◆ WHAT THE TASK ASKS ◆
Set down all the entries again, word for word.

◆ DATA IN THIS EXERCISE ◆

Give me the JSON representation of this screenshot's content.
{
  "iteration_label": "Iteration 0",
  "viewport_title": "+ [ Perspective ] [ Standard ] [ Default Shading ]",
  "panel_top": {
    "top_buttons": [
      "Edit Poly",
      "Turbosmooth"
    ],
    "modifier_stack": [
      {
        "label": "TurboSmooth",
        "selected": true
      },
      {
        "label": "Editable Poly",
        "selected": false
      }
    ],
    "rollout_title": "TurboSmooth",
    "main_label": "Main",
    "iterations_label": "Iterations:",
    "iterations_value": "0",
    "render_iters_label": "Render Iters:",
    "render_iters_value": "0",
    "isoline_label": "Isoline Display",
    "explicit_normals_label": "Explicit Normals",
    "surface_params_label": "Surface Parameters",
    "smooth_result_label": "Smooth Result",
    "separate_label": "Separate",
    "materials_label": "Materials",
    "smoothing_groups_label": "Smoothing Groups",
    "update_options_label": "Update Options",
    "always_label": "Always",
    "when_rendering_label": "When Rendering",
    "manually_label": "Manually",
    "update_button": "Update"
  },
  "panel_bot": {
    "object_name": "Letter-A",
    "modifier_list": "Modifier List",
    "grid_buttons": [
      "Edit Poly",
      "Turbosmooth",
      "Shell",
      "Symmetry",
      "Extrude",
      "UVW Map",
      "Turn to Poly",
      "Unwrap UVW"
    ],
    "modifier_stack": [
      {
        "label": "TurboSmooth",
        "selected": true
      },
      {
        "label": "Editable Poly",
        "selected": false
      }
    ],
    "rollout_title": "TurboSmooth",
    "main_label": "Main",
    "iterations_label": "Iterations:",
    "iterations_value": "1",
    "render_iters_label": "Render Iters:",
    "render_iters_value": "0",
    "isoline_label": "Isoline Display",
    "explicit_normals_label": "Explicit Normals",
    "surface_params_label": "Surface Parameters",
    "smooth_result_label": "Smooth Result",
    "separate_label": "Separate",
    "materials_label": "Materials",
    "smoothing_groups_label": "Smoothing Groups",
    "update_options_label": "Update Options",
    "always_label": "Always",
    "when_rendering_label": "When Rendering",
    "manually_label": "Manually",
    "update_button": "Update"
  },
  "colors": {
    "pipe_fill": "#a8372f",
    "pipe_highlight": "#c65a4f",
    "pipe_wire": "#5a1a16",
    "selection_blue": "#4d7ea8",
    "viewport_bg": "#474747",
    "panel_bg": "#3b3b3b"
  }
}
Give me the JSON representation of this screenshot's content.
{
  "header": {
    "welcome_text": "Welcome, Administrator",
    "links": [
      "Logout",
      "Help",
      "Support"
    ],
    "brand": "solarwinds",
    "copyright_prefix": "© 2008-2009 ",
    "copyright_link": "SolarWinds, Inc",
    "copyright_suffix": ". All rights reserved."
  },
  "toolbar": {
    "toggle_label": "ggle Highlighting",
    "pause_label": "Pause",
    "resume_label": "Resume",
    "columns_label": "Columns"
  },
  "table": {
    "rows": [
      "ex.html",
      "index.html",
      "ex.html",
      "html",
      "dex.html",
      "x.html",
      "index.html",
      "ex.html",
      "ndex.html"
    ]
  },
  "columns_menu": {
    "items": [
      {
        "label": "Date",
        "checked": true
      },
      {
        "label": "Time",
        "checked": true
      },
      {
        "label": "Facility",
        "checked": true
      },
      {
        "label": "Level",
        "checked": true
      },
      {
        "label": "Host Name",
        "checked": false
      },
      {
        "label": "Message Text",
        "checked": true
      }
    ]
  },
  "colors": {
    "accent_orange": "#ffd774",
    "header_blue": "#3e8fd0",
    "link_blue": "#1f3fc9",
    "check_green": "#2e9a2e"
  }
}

◆ RESULT OF THIS EXERCISE ◆
Give me the JSON representation of this screenshot's content.
{
  "iteration_label": "Iteration 0",
  "viewport_title": "+ [ Perspective ] [ Standard ] [ Default Shading ]",
  "panel_top": {
    "top_buttons": [
      "Edit Poly",
      "Turbosmooth"
    ],
    "modifier_stack": [
      {
        "label": "TurboSmooth",
        "selected": true
      },
      {
        "label": "Editable Poly",
        "selected": false
      }
    ],
    "rollout_title": "TurboSmooth",
    "main_label": "Main",
    "iterations_label": "Iterations:",
    "iterations_value": "0",
    "render_iters_label": "Render Iters:",
    "render_iters_value": "0",
    "isoline_label": "Isoline Display",
    "explicit_normals_label": "Explicit Normals",
    "surface_params_label": "Surface Parameters",
    "smooth_result_label": "Smooth Result",
    "separate_label": "Separate",
    "materials_label": "Materials",
    "smoothing_groups_label": "Smoothing Groups",
    "update_options_label": "Update Options",
    "always_label": "Always",
    "when_rendering_label": "When Rendering",
    "manually_label": "Manually",
    "update_button": "Update"
  },
  "panel_bot": {
    "object_name": "Letter-A",
    "modifier_list": "Modifier List",
    "grid_buttons": [
      "Edit Poly",
      "Turbosmooth",
      "Shell",
      "Symmetry",
      "Extrude",
      "UVW Map",
      "Turn to Poly",
      "Unwrap UVW"
    ],
    "modifier_stack": [
      {
        "label": "TurboSmooth",
        "selected": true
      },
      {
        "label": "Editable Poly",
        "selected": false
      }
    ],
    "rollout_title": "TurboSmooth",
    "main_label": "Main",
    "iterations_label": "Iterations:",
    "iterations_value": "1",
    "render_iters_label": "Render Iters:",
    "render_iters_value": "0",
    "isoline_label": "Isoline Display",
    "explicit_normals_label": "Explicit Normals",
    "surface_params_label": "Surface Parameters",
    "smooth_result_label": "Smooth Result",
    "separate_label": "Separate",
    "materials_label": "Materials",
    "smoothing_groups_label": "Smoothing Groups",
    "update_options_label": "Update Options",
    "always_label": "Always",
    "when_rendering_label": "When Rendering",
    "manually_label": "Manually",
    "update_button": "Update"
  },
  "colors": {
    "pipe_fill": "#a8372f",
    "pipe_highlight": "#c65a4f",
    "pipe_wire": "#5a1a16",
    "selection_blue": "#4d7ea8",
    "viewport_bg": "#474747",
    "panel_bg": "#3b3b3b"
  }
}
Give me the JSON representation of this screenshot's content.
{
  "header": {
    "welcome_text": "Welcome, Administrator",
    "links": [
      "Logout",
      "Help",
      "Support"
    ],
    "brand": "solarwinds",
    "copyright_prefix": "© 2008-2009 ",
    "copyright_link": "SolarWinds, Inc",
    "copyright_suffix": ". All rights reserved."
  },
  "toolbar": {
    "toggle_label": "ggle Highlighting",
    "pause_label": "Pause",
    "resume_label": "Resume",
    "columns_label": "Columns"
  },
  "table": {
    "rows": [
      "ex.html",
      "index.html",
      "ex.html",
      "html",
      "dex.html",
      "x.html",
      "index.html",
      "ex.html",
      "ndex.html"
    ]
  },
  "columns_menu": {
    "items": [
      {
        "label": "Date",
        "checked": true
      },
      {
        "label": "Time",
        "checked": true
      },
      {
        "label": "Facility",
        "checked": true
      },
      {
        "label": "Level",
        "checked": true
      },
      {
        "label": "Host Name",
        "checked": false
      },
      {
        "label": "Message Text",
        "checked": true
      }
    ]
  },
  "colors": {
    "accent_orange": "#ffd774",
    "header_blue": "#3e8fd0",
    "link_blue": "#1f3fc9",
    "check_green": "#2e9a2e"
  }
}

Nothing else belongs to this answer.